[Task objective]
Find the lines below that contain the string "internal". Copy each one.

Record extracts START

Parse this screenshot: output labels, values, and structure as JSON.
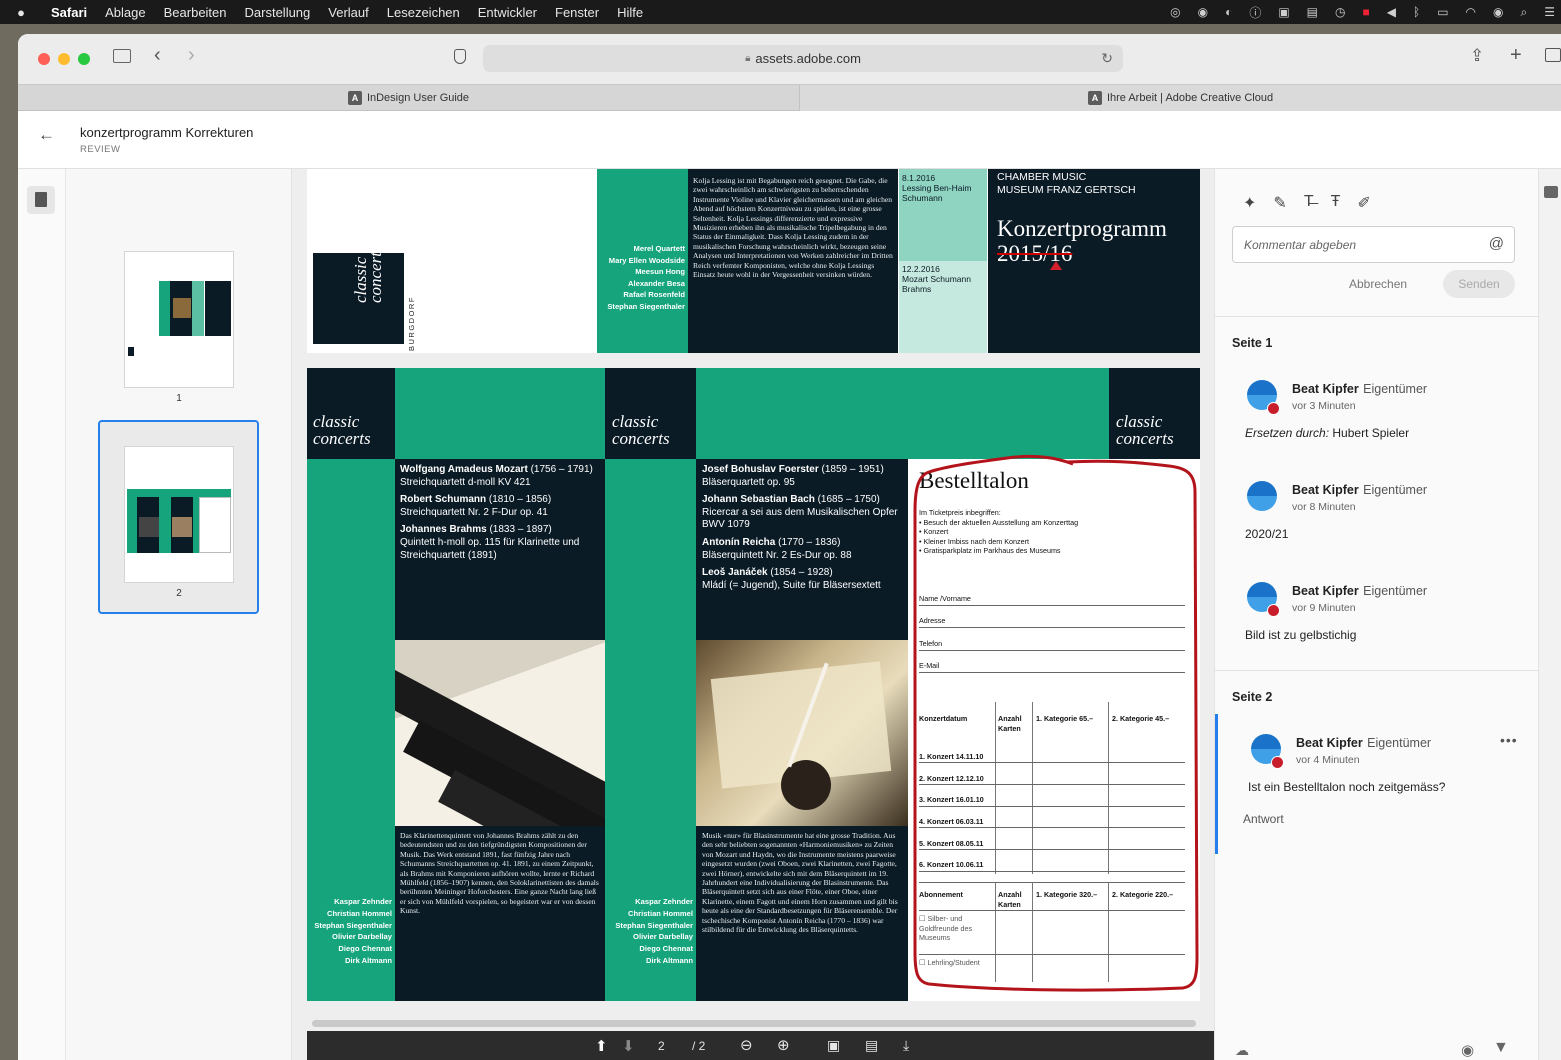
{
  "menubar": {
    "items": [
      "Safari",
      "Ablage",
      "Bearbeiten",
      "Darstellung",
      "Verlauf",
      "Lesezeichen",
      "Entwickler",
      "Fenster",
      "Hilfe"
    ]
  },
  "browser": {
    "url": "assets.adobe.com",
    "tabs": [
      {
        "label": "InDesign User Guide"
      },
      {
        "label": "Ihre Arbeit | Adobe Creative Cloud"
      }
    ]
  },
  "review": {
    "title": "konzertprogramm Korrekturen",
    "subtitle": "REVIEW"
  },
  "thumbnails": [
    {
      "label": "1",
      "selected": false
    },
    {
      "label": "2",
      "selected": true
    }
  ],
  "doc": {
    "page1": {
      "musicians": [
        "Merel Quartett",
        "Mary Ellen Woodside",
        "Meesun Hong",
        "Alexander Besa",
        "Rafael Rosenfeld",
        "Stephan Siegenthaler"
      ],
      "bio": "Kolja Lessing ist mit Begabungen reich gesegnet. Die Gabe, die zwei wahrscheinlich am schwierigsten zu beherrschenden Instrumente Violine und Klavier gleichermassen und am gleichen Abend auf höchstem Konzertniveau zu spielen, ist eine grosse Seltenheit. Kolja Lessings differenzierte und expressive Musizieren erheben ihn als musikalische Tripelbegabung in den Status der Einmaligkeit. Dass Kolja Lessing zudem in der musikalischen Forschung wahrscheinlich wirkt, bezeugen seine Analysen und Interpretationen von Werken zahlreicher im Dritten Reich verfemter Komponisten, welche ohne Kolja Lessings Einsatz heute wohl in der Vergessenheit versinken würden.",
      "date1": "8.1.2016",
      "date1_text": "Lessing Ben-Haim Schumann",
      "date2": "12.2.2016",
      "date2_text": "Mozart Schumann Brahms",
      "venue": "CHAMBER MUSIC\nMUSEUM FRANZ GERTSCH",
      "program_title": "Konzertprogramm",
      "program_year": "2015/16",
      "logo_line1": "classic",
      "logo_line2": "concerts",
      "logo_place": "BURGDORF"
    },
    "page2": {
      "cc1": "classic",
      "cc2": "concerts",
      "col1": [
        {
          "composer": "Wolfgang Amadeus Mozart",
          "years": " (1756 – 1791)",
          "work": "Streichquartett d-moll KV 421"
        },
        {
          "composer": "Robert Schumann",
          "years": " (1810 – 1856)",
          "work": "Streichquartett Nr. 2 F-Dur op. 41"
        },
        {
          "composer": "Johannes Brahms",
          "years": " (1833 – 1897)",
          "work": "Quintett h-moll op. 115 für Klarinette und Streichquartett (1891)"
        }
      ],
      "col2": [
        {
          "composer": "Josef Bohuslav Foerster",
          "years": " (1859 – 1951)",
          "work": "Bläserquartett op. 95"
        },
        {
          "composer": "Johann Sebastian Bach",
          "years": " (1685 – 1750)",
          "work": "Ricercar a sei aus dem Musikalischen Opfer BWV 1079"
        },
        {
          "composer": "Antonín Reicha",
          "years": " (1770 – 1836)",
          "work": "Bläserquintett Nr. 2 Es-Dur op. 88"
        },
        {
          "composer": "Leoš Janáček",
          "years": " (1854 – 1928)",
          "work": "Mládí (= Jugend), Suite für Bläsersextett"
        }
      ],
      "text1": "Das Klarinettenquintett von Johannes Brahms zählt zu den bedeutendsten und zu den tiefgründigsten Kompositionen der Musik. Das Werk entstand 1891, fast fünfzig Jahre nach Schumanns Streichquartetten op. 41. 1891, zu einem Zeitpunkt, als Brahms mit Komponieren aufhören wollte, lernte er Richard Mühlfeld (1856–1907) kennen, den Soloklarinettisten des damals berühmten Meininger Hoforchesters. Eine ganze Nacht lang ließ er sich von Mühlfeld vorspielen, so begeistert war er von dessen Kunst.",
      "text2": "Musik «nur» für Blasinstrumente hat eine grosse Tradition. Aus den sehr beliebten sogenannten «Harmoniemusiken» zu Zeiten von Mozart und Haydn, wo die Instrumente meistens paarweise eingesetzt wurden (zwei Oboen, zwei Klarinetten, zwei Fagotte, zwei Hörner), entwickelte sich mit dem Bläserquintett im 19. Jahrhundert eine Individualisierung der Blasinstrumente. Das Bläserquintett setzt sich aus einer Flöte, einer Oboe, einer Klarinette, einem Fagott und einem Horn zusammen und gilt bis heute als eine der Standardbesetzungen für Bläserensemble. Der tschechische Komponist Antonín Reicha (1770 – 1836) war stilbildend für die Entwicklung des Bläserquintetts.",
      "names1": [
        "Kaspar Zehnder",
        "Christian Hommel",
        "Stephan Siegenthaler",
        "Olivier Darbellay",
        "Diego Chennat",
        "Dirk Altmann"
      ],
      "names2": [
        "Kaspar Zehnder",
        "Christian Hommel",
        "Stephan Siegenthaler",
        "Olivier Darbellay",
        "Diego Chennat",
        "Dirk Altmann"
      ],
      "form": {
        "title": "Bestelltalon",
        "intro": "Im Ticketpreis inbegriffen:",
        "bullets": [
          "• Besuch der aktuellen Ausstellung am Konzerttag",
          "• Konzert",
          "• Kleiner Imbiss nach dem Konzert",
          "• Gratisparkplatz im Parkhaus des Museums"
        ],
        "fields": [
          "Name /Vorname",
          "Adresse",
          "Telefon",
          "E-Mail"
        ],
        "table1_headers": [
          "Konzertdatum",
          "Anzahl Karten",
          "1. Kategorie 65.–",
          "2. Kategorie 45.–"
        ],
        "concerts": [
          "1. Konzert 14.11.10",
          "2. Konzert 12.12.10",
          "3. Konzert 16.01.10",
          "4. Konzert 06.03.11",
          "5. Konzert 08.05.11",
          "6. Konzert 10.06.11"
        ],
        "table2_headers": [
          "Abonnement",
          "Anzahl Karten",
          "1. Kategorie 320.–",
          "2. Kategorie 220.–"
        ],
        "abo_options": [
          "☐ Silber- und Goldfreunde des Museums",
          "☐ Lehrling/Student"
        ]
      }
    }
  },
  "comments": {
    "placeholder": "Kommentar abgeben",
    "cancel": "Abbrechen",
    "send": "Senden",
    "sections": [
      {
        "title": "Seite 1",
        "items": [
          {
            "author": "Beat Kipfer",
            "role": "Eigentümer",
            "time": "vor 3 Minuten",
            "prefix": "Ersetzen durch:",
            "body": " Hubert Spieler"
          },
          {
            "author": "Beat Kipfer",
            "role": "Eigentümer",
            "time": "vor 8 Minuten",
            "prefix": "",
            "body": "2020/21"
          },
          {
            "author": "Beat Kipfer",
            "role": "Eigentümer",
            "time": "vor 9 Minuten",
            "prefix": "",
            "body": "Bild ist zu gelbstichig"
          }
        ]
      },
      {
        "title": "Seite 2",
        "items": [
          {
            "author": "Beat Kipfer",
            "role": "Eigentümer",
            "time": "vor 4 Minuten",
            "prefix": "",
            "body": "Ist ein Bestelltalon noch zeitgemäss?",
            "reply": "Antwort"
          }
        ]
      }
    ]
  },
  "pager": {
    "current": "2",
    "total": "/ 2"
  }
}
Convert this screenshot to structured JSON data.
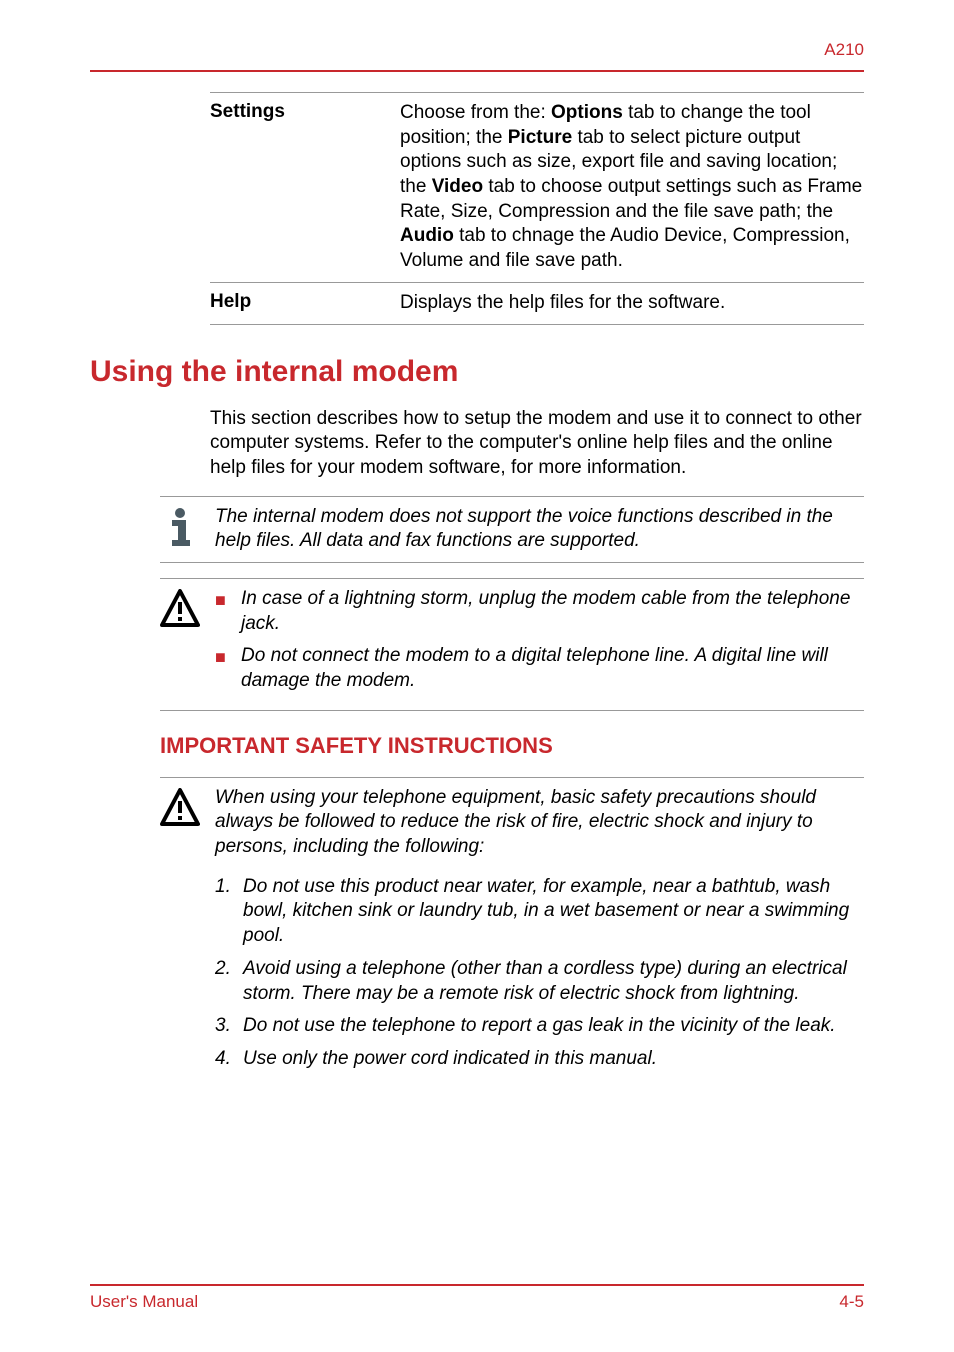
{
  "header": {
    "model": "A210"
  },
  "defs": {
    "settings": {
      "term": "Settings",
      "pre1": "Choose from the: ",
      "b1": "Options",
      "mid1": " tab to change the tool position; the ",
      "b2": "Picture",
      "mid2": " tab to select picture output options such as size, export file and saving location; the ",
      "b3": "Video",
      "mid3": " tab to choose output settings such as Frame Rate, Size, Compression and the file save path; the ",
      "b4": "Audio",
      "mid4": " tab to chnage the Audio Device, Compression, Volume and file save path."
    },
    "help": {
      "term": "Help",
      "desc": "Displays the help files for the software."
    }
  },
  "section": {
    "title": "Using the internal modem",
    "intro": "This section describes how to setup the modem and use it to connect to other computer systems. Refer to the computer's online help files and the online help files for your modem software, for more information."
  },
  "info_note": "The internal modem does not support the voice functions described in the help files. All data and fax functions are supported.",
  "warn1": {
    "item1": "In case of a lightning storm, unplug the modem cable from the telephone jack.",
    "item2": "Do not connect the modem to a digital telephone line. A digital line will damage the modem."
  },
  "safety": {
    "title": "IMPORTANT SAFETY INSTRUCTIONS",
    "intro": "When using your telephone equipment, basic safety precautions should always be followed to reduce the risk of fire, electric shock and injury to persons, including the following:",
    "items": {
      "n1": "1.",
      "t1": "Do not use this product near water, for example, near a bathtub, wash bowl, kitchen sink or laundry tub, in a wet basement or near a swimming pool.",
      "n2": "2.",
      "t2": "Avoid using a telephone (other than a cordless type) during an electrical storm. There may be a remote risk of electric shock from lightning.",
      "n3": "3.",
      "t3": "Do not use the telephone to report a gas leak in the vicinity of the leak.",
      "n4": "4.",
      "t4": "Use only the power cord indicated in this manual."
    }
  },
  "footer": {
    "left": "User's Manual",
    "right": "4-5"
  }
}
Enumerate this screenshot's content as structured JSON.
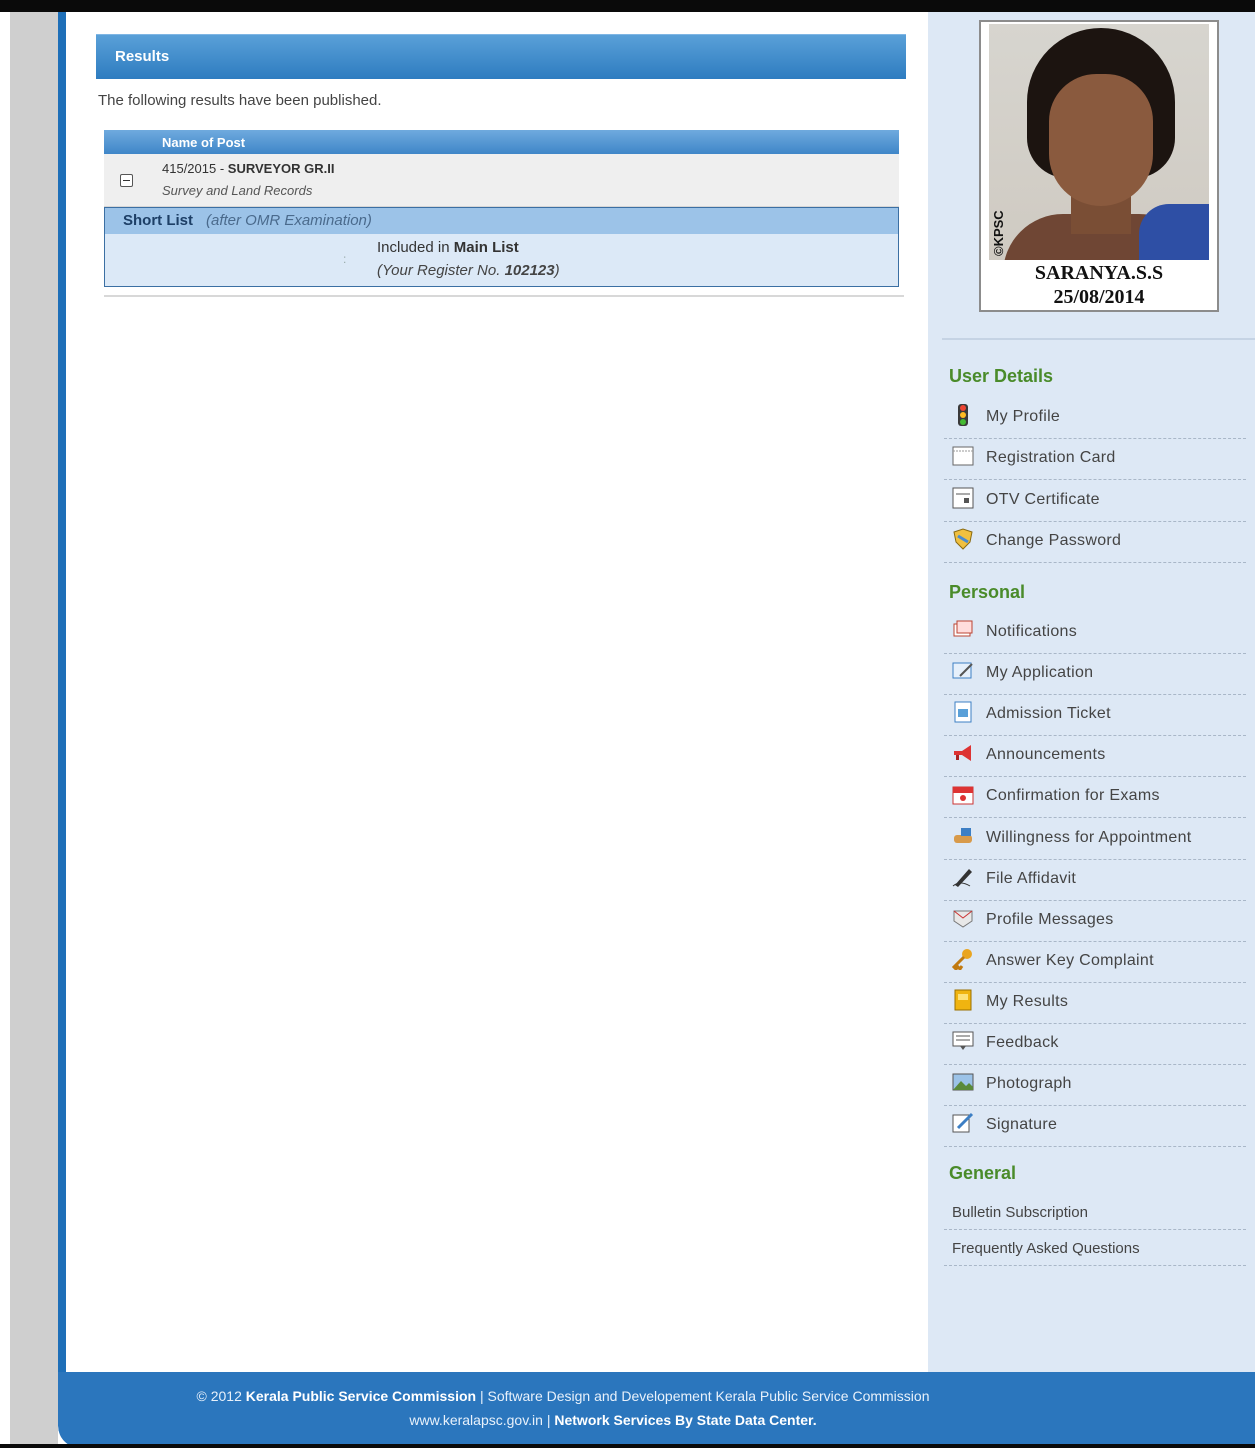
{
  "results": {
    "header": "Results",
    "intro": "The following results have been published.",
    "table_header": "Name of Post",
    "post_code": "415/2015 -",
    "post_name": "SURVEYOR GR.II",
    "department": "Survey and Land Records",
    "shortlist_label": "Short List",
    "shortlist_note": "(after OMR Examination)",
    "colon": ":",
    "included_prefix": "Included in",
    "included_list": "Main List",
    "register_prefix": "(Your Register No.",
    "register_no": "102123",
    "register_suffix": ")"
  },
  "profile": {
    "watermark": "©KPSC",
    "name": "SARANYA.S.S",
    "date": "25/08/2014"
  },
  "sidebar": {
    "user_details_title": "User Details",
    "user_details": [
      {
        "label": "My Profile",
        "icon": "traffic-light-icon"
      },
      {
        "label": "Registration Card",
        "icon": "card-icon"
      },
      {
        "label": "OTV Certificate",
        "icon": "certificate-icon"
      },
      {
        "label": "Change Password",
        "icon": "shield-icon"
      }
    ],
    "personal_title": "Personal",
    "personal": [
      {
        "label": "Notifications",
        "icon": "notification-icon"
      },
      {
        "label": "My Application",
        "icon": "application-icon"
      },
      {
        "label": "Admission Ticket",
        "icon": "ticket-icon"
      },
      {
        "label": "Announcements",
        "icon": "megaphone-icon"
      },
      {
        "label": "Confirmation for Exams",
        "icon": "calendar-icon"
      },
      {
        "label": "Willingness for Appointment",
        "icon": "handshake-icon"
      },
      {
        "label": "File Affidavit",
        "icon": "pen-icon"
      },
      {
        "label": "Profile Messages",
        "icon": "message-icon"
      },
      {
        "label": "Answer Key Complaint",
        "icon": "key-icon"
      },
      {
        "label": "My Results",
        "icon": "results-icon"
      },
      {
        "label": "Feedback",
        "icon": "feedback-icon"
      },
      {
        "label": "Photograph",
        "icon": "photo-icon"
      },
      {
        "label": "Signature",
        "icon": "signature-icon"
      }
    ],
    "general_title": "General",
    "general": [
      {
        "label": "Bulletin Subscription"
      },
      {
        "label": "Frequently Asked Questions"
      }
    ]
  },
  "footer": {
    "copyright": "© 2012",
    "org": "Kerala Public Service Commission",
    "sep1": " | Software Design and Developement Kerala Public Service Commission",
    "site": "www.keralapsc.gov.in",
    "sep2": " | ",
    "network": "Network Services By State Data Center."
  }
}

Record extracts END

[Result below]
    "title": "Using the internal modem",
  "info_note": "The internal modem does not support the voice functions described in the help files. All data and fax functions are supported.",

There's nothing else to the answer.